Our beautiful Solway coast is one of England’s most beautiful and timeless landscapes.
The quiet beaches, the marshes and the windswept dunes are some of the best places to escape from it all as well as being absolute wildlife havens.
Like its better known Cumbrian sibling (Lake District National Park), however, this area is at risk from a geological disposal facility (GDF).
The Mercia Mudstone Group found in this area was identified as a potentially suitable rock volume by the Managing Radioactive Waste Safely process, although this was VERY controversial for a number of reasons, not least of all that the geology is NOT suitable!
How do we know?
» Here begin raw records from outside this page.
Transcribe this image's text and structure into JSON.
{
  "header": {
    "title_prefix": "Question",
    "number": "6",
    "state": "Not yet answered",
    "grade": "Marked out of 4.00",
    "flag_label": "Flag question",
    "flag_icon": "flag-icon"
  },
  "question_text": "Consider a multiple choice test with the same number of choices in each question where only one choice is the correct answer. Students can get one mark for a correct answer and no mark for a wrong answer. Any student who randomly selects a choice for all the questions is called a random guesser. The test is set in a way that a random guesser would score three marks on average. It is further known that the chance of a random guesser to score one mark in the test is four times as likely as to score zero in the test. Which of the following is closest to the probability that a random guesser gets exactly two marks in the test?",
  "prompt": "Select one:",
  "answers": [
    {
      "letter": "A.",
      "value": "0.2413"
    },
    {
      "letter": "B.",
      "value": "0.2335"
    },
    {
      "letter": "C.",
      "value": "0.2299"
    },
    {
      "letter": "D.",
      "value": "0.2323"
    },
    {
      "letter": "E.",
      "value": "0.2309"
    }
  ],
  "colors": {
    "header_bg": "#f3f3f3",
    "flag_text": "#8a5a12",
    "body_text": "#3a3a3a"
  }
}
So much is ALREADY known about the geology of the area because of extensive oil and gas exploration activities undertaken there.
Thankfully, because of its AONB status and a combination of planning and environmental law, the Solway Coast is a highly protected environment.
Such protection should, in effect, make it impossible to consider any part of the AONB, or areas close to it, as a repository site without first exhausting a national search for all alternative sites.
Even the Nirex process in the 80s and 90s (which involved a national search but ultimately, irrationally, chose a site near Sellafield) had excluded, at an early stage, all environmentally sensitive sites such as AONBs
Such exclusion was the one aspect of Nirex’s site selection process which was endorsed by the Inspector in the Nirex judgment!
Why? Well, given the legal protection afforded to these sites, it is not just morally and ethically reprehensible but also plain stupid to consider them.
If any GDF process is started again in West Cumbria (and it should not be for MANY other reasons), then we believe it legally incumbent on the decision makers to exclude from the process the Solway Area of Outstanding Natural Beauty and areas adjacent to it as well as all other environmentally sensitive areas, such as SACs, SPAs RAMSARs and SSSIs.
And, if this is not possible, then the process simply cannot proceed at all for this reason alone.
The Background Law
The statutory purposes of AONB designation are to:
• Conserve and enhance the natural beauty, wildlife and cultural heritage and
• Promote opportunities for the understanding and enjoyment of the special qualities by the public.
In pursuing their statutory responsibilities, all authorities have a duty to seek to foster the economic and social well-being of local communities.
We note that tourism in Cumbria generates around £2.2bn per annum and directly employs 57,000 people.
Legislation also requires all relevant authorities and public bodies, such as DECC, the NDA and district and county councils, to take AONB purposes into account when they make decisions or carry out activities which might affect an AONB (“the Duty”).
We believe that the decisions of Allerdale relating to MRWS were probably unlawful, as we do not believe the Duty was discharged.
Our Solway Coast is a national asset which should be treasured – not ruined – and we will fight to the end to ensure that this landscape is protected.
Slideshow created for the 2012/13 SPAND campaign, Music by Geoff Betsworth.
For more information on the AONB see
and forfurther information on geology